In Sweden the politicians act as judge and jury
What we will look at here though is the swedish legal system as a whole and especially the completely absurd fact that there are politicians acting as judges in our lower courts. Something so far unseen in any other democracy anywhere else in any part of the world.
There must of course be a watertight bulkhead between a free democratic country' s legislative and judicial branches. Our prime minister and other prominent politicians have also demonstrated our politicians eagerness to get involved in the judging of people. He has amongst other things publically more or less called Julian Assange a criminal.
It´s worth mentioning however that there is no rule that says that you have to be active in a political party to become a layman's judge in Sweden. But it is the political parties that appoints them, and funnily enough they only appoint members of their own party. And in a country where more or less all the parties in the parliament are feminists, it can be pretty hard to get a fair trial when accused of a crime like rape.
No time limit for locking up and isolating people pending trial
Another flaw in the Swedish legal system is perfunctory arrests and excessive duration of detention periods. Something that Sweden have been criticized for time and time again by the UN:s torture committee inspectors. Especially since the detentions often are spent in total isolation. Suicides are not uncommon.
There are no time limit when it comes to detentions in Sweden. The decision must however be reevaluated by the court every two weeks, unless "there are obvious reasons that this isn´t necessary."
The same court by the way, where the politicians act as judges.
And it is enough to go to court and watch a couple of negotiations to realize that the detention is an instrument used both liberally and carelessly by the Swedish judicial system. The detention problem, set in relation to the Assange case, is described by one of Swedens top lawyers Per E Samuelson in Swedish newspaper Svenska Dagbladet. He writes:
This kind of international attention is of course very damaging for Sweden as a state. Especially since Sweden cares for it´s reputation as a champion for human rights all around the world. No one wants to be seen as a hypocrite right? Still it seems our politicians are not particularly interested in doing something to correct the problems in our own backyard. The big question is if they even understand what is wrong?

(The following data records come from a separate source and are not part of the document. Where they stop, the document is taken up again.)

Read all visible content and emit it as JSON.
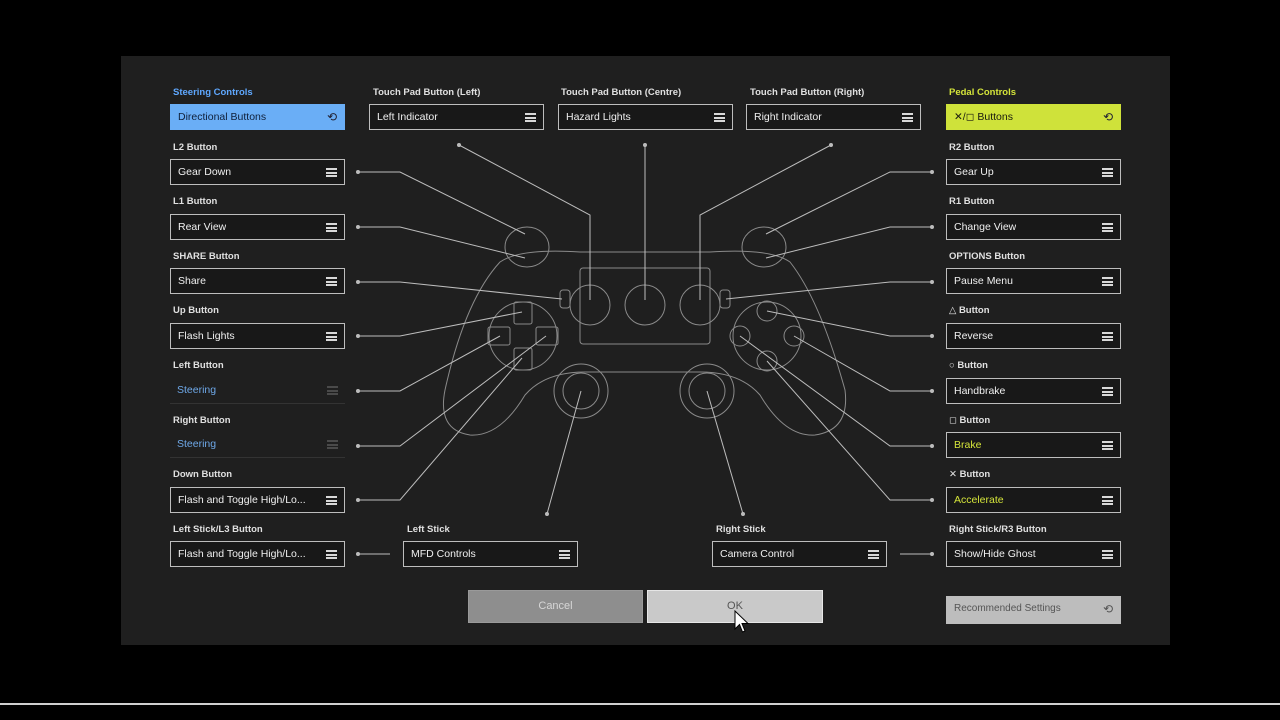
{
  "steering": {
    "label": "Steering Controls",
    "value": "Directional Buttons",
    "icon": "cycle-icon"
  },
  "pedal": {
    "label": "Pedal Controls",
    "value": "✕/◻ Buttons",
    "icon": "cycle-icon"
  },
  "touch": {
    "left": {
      "label": "Touch Pad Button (Left)",
      "value": "Left Indicator"
    },
    "centre": {
      "label": "Touch Pad Button (Centre)",
      "value": "Hazard Lights"
    },
    "right": {
      "label": "Touch Pad Button (Right)",
      "value": "Right Indicator"
    }
  },
  "left_column": [
    {
      "label": "L2 Button",
      "value": "Gear Down"
    },
    {
      "label": "L1 Button",
      "value": "Rear View"
    },
    {
      "label": "SHARE Button",
      "value": "Share"
    },
    {
      "label": "Up Button",
      "value": "Flash Lights"
    },
    {
      "label": "Left Button",
      "value": "Steering"
    },
    {
      "label": "Right Button",
      "value": "Steering"
    },
    {
      "label": "Down Button",
      "value": "Flash and Toggle High/Lo..."
    },
    {
      "label": "Left Stick/L3 Button",
      "value": "Flash and Toggle High/Lo..."
    }
  ],
  "right_column": [
    {
      "label": "R2 Button",
      "value": "Gear Up"
    },
    {
      "label": "R1 Button",
      "value": "Change View"
    },
    {
      "label": "OPTIONS Button",
      "value": "Pause Menu"
    },
    {
      "label": "△ Button",
      "value": "Reverse"
    },
    {
      "label": "○ Button",
      "value": "Handbrake"
    },
    {
      "label": "◻ Button",
      "value": "Brake"
    },
    {
      "label": "✕ Button",
      "value": "Accelerate"
    },
    {
      "label": "Right Stick/R3 Button",
      "value": "Show/Hide Ghost"
    }
  ],
  "sticks": {
    "left": {
      "label": "Left Stick",
      "value": "MFD Controls"
    },
    "right": {
      "label": "Right Stick",
      "value": "Camera Control"
    }
  },
  "buttons": {
    "cancel": "Cancel",
    "ok": "OK",
    "recommended": "Recommended Settings"
  },
  "colors": {
    "panel": "#1f1f1f",
    "steering_accent": "#6aaef6",
    "pedal_accent": "#cfe23a",
    "line": "#bdbdbd"
  }
}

On the other hand, those of us swedes, that for years and years have fought to draw attention to Sweden's crimes against human rights, whether it may be on issues about law or parental rights, are glad this is happening. It envokes hope that the international pressure can force Sweden to start questioning it´s own views on these matters. As we all know it´s much easier to find faults on others than seeing ones own.